Shares of Hibbett Sports Inc. HIBB, +25.78% rallied 31% Thursday morning, after the sporting-goods store operator reported same-store sales growth of 3.8%, versus the flat growth expected by analysts. The firm also issued guidance for the full 2020 fiscal year that surpassed forecasts.
GameStop Corp. stock rose 0.4%, after the videogame retailer announced late Thursday that retail veteran George Sherman would assume the chief executive officer role at the firm.
What data are in focus?
Growth of the U.S. manufacturing sector slowed to a 21-month low in March, according to the flash reading of IHS Markit’s purchasing manager’s index. The manufacturing index fell to 52.5 from 53 in February and below the 53.5 expected by economists, according to FactSet.
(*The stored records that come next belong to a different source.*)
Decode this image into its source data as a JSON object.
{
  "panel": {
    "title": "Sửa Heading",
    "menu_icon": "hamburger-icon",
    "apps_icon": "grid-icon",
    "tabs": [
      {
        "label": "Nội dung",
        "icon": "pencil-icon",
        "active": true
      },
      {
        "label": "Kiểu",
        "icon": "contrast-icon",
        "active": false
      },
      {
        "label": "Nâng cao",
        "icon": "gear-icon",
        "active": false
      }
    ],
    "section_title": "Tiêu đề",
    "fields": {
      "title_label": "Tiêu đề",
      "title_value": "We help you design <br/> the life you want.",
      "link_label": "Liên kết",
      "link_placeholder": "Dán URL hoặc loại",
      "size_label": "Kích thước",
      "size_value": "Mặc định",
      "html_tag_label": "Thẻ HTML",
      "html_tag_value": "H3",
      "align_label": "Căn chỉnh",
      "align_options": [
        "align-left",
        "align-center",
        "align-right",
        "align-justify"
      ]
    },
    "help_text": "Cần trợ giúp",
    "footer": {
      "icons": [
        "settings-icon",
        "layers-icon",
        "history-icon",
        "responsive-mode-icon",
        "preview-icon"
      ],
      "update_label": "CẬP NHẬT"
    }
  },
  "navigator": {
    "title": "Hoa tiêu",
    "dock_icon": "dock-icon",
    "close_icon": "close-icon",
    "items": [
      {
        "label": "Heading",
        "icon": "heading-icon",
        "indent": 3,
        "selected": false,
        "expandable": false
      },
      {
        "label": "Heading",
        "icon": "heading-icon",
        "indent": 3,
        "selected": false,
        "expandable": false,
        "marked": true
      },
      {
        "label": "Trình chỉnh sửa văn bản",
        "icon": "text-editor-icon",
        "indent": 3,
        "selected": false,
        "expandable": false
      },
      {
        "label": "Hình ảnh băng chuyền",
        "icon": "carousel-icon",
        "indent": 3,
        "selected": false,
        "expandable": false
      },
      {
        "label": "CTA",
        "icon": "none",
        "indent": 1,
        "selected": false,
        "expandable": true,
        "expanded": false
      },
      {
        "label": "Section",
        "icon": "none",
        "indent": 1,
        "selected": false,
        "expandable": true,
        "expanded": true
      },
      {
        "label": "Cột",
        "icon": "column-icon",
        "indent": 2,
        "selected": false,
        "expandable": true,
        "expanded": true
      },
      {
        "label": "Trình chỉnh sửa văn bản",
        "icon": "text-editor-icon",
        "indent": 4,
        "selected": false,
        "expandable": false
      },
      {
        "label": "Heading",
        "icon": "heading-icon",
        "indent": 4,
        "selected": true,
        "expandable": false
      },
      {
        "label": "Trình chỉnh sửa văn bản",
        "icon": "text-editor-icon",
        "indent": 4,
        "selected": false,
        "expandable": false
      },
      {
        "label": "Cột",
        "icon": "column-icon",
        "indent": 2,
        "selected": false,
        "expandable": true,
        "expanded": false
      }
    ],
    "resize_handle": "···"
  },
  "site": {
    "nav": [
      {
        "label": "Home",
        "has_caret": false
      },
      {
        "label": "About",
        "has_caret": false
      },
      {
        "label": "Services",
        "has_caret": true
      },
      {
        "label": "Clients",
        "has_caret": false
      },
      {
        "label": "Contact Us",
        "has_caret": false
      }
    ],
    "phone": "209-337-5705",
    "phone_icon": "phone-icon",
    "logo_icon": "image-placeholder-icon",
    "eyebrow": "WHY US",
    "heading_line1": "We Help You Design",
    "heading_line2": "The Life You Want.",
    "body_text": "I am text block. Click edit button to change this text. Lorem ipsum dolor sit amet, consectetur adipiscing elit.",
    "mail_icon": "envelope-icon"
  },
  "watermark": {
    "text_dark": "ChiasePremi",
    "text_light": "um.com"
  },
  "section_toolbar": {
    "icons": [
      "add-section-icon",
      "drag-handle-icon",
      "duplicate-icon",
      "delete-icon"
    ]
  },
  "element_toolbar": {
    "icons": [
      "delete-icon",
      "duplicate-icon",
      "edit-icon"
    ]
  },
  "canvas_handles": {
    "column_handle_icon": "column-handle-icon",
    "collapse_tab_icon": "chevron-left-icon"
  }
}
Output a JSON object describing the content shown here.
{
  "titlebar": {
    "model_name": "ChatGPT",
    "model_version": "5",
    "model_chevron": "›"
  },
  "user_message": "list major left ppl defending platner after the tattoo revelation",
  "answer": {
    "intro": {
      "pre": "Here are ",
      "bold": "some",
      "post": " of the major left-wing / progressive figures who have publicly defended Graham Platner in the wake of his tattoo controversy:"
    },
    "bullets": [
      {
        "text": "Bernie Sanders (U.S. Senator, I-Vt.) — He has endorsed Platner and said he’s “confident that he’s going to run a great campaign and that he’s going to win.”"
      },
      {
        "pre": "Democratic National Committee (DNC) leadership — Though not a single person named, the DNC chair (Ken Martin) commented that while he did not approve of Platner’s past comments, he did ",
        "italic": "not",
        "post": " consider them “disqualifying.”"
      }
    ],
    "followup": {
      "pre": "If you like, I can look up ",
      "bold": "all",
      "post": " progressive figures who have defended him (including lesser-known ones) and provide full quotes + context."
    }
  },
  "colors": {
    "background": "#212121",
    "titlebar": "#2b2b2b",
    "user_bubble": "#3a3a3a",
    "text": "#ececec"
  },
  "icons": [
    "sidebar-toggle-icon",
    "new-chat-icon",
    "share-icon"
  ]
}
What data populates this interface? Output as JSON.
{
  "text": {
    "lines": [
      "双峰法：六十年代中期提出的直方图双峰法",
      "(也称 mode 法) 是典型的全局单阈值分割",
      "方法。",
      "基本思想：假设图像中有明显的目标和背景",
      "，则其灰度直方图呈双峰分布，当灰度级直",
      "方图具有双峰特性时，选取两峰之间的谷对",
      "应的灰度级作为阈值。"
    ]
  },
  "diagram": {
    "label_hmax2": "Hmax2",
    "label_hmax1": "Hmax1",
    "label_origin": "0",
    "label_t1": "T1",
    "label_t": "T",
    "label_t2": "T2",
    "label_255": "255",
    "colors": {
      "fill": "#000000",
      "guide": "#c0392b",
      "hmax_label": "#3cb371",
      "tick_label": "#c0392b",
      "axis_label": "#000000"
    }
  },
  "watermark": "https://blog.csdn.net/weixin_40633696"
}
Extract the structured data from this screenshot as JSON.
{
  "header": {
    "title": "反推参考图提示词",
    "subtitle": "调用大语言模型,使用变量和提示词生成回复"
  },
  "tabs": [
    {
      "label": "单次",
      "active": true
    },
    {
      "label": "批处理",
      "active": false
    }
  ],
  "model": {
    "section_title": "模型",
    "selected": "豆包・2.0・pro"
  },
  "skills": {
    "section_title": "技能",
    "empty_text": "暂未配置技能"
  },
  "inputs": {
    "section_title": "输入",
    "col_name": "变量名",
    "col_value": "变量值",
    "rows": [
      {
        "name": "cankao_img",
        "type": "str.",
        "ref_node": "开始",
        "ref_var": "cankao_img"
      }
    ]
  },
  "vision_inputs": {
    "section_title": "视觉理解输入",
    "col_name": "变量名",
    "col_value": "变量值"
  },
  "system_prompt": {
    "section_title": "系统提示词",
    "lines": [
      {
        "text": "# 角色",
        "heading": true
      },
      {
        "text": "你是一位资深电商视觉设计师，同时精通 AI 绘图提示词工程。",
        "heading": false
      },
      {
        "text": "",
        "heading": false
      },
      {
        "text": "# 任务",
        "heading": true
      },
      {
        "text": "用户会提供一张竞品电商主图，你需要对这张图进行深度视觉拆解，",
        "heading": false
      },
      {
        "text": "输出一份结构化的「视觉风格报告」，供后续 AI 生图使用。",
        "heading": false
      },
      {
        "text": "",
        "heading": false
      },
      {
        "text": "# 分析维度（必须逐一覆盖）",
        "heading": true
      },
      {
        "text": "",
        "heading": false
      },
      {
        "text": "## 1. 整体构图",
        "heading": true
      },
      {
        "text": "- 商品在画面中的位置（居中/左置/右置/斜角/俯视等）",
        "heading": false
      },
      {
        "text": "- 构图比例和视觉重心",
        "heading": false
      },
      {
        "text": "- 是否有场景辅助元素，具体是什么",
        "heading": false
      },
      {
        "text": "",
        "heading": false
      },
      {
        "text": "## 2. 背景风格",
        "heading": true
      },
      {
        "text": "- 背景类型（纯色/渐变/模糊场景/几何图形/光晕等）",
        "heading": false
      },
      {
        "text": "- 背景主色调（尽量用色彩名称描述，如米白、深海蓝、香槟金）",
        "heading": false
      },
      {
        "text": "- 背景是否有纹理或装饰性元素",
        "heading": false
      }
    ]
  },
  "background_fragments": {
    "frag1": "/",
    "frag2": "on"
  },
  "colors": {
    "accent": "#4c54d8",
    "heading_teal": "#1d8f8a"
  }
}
Services sector growth also slowed, from a reading of 56 in February to 54.8 in March, and below consensus projections of 56.3.
Existing home sales hit an 11-month high in February, the National Association of Realtors said Friday. New homes were sold at a seasonally-adjusted annual rate of 5.51 million, an 11.8% increase over the previous month.
U.S. wholesale inventories rose 1.2% in January after a revised estimate of a 1.1% increase in December, the Commerce Department said Friday.
At 2 p.m. the Treasury Department will announce the size of the federal budget deficit for the month of February.
What are other markets doing?
European equity markets remained lower, with the STOXX 600 Europe index SXXP, -1.09% off 0.4% and Germany’s DAX DAX, -1.15% off 0.3%.
Asian stock markets closed modestly higher, with Japan’s Nikkei, Hong Kong’s Hang Seng Index and China’s Shanghai Composite Index all edging higher Friday.
In commodities markets, crude oil prices CLK9, -2.25% were in retreat, while the price of gold GCJ9, +0.28% rose. The value of the U.S. dollar DXY, +0.39% meanwhile, edged higher Friday.